• **Task item**: Your task is to copy every line of the entries that holds the word "Start".

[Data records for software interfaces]
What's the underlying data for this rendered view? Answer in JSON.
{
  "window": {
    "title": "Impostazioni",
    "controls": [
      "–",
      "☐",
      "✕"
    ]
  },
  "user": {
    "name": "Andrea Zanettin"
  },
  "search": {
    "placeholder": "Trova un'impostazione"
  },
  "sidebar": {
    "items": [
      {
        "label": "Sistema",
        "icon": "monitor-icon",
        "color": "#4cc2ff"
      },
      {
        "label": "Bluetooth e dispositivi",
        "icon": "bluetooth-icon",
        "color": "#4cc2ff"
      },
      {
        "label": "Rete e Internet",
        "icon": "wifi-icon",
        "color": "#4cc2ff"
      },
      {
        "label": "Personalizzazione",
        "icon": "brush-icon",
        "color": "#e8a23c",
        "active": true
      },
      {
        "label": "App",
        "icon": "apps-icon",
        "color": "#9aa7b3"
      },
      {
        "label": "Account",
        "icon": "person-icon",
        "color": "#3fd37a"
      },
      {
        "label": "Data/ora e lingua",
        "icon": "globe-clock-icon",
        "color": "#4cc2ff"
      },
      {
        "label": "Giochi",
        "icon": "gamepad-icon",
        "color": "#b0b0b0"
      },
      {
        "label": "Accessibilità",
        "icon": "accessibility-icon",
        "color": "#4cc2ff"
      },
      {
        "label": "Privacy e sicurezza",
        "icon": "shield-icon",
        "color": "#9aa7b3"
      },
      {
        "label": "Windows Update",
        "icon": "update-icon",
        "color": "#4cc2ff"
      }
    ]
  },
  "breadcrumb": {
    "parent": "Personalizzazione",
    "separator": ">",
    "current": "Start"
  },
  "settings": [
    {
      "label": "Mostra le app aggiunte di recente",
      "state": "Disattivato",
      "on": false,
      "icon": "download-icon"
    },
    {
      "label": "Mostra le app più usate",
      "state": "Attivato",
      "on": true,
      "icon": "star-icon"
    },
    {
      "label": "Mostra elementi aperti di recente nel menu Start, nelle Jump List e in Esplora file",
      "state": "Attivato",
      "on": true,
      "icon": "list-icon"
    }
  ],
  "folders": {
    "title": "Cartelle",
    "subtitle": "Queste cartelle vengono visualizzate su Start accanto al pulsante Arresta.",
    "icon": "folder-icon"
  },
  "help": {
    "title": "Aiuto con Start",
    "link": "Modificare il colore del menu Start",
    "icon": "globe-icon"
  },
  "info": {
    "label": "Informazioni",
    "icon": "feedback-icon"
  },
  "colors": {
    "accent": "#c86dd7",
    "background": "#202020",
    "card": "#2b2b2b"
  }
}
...
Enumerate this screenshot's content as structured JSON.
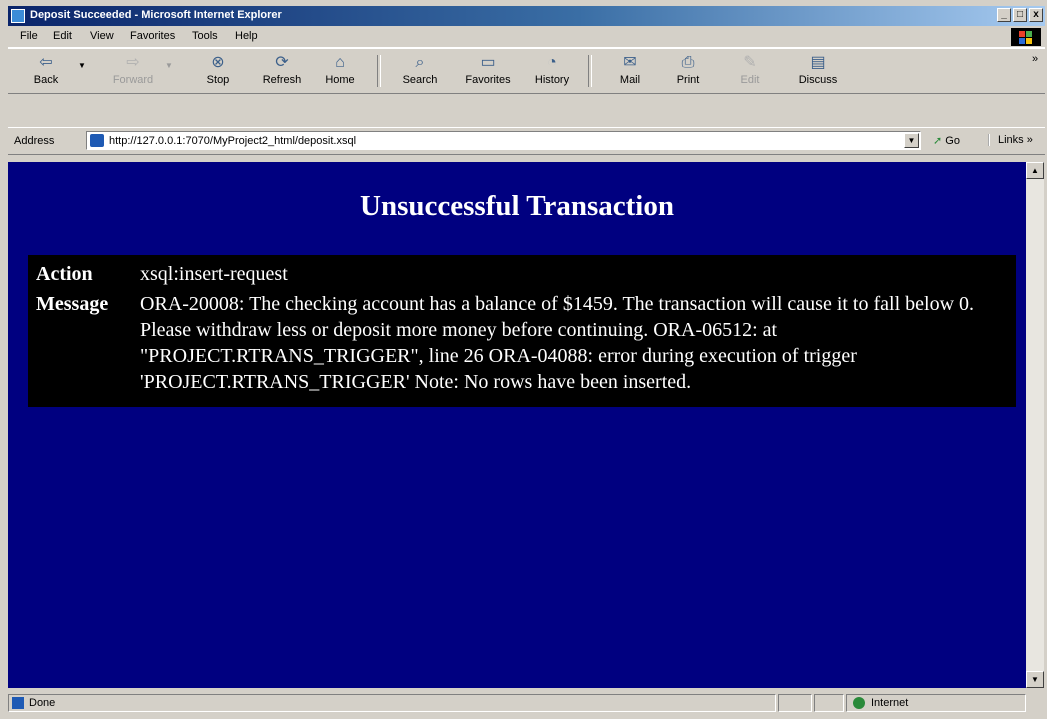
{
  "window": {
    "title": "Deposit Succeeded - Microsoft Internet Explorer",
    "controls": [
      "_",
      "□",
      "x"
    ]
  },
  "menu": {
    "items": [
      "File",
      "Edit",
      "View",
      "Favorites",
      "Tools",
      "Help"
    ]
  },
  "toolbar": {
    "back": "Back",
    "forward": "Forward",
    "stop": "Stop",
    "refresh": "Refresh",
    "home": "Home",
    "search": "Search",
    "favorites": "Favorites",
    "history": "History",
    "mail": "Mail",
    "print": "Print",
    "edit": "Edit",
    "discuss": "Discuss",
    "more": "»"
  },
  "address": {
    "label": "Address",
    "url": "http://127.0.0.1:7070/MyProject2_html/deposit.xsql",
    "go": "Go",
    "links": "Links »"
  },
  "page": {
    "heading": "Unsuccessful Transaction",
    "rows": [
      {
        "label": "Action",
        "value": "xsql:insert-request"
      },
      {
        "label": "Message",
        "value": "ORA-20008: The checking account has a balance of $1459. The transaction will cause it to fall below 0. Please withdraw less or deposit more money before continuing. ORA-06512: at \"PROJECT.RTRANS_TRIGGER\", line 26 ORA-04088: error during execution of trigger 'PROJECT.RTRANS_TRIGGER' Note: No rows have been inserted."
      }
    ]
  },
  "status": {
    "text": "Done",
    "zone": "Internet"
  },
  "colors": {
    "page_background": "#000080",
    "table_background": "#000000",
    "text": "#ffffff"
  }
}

• **The answer**:
    "current": "Start"
      "label": "Mostra elementi aperti di recente nel menu Start, nelle Jump List e in Esplora file",
    "subtitle": "Queste cartelle vengono visualizzate su Start accanto al pulsante Arresta.",
    "title": "Aiuto con Start",
    "link": "Modificare il colore del menu Start",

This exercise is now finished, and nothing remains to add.